In the days after Donald Trump’s election he accepted a congratulatory phone call from Taiwan’s president Tsai Ing-wen, which threatened to overturn US policy towards China. David Lin, formerly Taiwan’s foreign minister, explains why his country would prefer it if nothing changes.
How has Taiwan’s relationship with China changed recently?
Taiwan is probably the number one or number two investor in China – we have close to 100,000 companies operating there. We have almost 900 direct flights every week to more than 50 cities in China. We are still trying to reopen political dialogue. The situation is peaceful but we have not seen a lot of progress over the past few months.
Taiwan has become a focus of talks between presidents Trump and Xi. Is this good for you?
We are hoping that Taiwan will not be a focus because there are more important issues, including North Korea and trade. We hope that talk can focus on how to create a more peaceful, stable situation.
Is it better for Taiwan if Chinese policy is on the back burner?
Exactly. We like to maintain the status quo. We have all witnessed a stable, prosperous environment. It is important to do everything possible to maintain that for the benefit of all countries in the region.
Evangelos Sekeris has a sensitive post. Consul-general of Greece in Istanbul, he is Greece’s link to Bartholomew I, patriarch of Constantinople and head of the Orthodox faith. He must also help the remaining members of the Greek Orthodox community, whose numbers now stand at 3,000.
From his office, Sekeris can see the Hagia Sophia. “We stand here when we want to contemplate,” says the consul. After all, Sophia was an Orthodox cathedral built by Byzantines that was converted to a mosque by invading Ottoman Turks and then, almost 500 years later, turned into a museum of the secular Republic. “If you know the layers of history then you can more easily adapt here and work with success.”
In the two years since Sekeris took up the post there have been several spats between the two countries, particularly the Turkish coup-plotters who fled to Athens in 2016. Yet the baying crowds that once gathered outside, especially amid the territorial disputes of the late 1990s, have been absent. “This shows that people do not see Greece as an enemy,” he says.
The consulate now hosts Greek lessons and symposiums on Byzantine history. So, despite historical differences, relations are warming. “I think we can understand them better than other fellow Europeans.”
Europe’s Roma population might be its most discriminated against but now a group of Roma artists are opening an institute in Berlin to promote their culture.

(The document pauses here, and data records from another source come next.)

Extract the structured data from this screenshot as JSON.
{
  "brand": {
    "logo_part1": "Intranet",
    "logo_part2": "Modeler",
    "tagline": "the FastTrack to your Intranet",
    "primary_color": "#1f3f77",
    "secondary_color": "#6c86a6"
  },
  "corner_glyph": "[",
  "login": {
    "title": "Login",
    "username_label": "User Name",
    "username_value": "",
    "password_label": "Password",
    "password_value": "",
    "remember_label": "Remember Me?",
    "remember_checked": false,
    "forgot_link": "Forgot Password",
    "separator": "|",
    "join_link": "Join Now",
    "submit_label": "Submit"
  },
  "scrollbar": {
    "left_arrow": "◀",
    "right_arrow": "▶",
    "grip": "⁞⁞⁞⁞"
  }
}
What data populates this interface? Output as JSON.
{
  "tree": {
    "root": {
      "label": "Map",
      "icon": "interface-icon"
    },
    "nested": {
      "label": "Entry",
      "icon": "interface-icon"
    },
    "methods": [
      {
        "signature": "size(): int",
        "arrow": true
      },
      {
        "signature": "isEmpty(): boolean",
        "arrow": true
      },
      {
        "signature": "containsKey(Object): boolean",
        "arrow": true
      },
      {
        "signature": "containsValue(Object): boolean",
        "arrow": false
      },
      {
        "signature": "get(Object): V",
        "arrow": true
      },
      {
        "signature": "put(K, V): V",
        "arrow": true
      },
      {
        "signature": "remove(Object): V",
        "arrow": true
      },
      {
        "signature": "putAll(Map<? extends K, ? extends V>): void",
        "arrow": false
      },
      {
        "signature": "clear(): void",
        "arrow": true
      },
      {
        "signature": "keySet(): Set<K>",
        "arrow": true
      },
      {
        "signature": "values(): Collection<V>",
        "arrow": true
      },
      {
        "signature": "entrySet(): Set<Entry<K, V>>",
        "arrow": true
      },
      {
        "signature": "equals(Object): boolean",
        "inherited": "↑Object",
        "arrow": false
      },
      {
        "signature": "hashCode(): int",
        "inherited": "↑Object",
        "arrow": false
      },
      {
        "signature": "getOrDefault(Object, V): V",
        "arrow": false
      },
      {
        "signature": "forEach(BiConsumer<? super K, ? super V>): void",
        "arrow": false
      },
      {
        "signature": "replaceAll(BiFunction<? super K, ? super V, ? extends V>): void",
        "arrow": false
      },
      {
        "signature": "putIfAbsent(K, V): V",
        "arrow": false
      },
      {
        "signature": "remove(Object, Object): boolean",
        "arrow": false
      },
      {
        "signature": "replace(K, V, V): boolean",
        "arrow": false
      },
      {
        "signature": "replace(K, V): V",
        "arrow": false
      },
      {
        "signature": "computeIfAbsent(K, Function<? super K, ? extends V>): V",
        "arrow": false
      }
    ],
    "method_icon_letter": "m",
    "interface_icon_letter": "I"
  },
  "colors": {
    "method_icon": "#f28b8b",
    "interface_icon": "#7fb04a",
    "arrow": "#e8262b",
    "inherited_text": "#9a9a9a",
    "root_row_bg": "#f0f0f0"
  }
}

A joint initiative of the Alliance for the European Roma Institute, the Council of Europe and Hungarian billionaire George Soros’s Open Society Foundations, the European Roma Institute for Arts and Culture will open this summer.
“We will rebuild the Roma cultural heritage,” says Zeljko Jovanovic, director of the Open Society Roma Initiatives Office. “And make clear what is and what isn’t Roma culture.”